Task directions => Please restate each entry exactly, without skipping any.

++++++

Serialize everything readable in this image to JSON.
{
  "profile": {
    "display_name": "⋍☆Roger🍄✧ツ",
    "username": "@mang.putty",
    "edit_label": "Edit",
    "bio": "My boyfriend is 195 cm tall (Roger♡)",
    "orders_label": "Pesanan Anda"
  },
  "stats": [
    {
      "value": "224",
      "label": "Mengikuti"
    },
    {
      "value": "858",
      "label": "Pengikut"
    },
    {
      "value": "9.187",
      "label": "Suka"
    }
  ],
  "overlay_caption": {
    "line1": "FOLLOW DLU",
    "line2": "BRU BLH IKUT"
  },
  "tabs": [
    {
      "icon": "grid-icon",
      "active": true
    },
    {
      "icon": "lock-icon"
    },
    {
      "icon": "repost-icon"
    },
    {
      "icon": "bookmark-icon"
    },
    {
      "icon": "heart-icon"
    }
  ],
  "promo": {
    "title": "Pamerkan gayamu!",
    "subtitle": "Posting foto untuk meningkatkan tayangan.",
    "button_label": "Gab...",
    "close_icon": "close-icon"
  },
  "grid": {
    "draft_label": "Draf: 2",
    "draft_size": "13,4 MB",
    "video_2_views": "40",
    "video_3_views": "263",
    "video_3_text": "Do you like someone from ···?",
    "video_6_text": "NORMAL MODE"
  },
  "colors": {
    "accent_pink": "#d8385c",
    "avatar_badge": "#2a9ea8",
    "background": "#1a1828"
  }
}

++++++

Expected answer =>
Serialize everything readable in this image to JSON.
{
  "profile": {
    "display_name": "⋍☆Roger🍄✧ツ",
    "username": "@mang.putty",
    "edit_label": "Edit",
    "bio": "My boyfriend is 195 cm tall (Roger♡)",
    "orders_label": "Pesanan Anda"
  },
  "stats": [
    {
      "value": "224",
      "label": "Mengikuti"
    },
    {
      "value": "858",
      "label": "Pengikut"
    },
    {
      "value": "9.187",
      "label": "Suka"
    }
  ],
  "overlay_caption": {
    "line1": "FOLLOW DLU",
    "line2": "BRU BLH IKUT"
  },
  "tabs": [
    {
      "icon": "grid-icon",
      "active": true
    },
    {
      "icon": "lock-icon"
    },
    {
      "icon": "repost-icon"
    },
    {
      "icon": "bookmark-icon"
    },
    {
      "icon": "heart-icon"
    }
  ],
  "promo": {
    "title": "Pamerkan gayamu!",
    "subtitle": "Posting foto untuk meningkatkan tayangan.",
    "button_label": "Gab...",
    "close_icon": "close-icon"
  },
  "grid": {
    "draft_label": "Draf: 2",
    "draft_size": "13,4 MB",
    "video_2_views": "40",
    "video_3_views": "263",
    "video_3_text": "Do you like someone from ···?",
    "video_6_text": "NORMAL MODE"
  },
  "colors": {
    "accent_pink": "#d8385c",
    "avatar_badge": "#2a9ea8",
    "background": "#1a1828"
  }
}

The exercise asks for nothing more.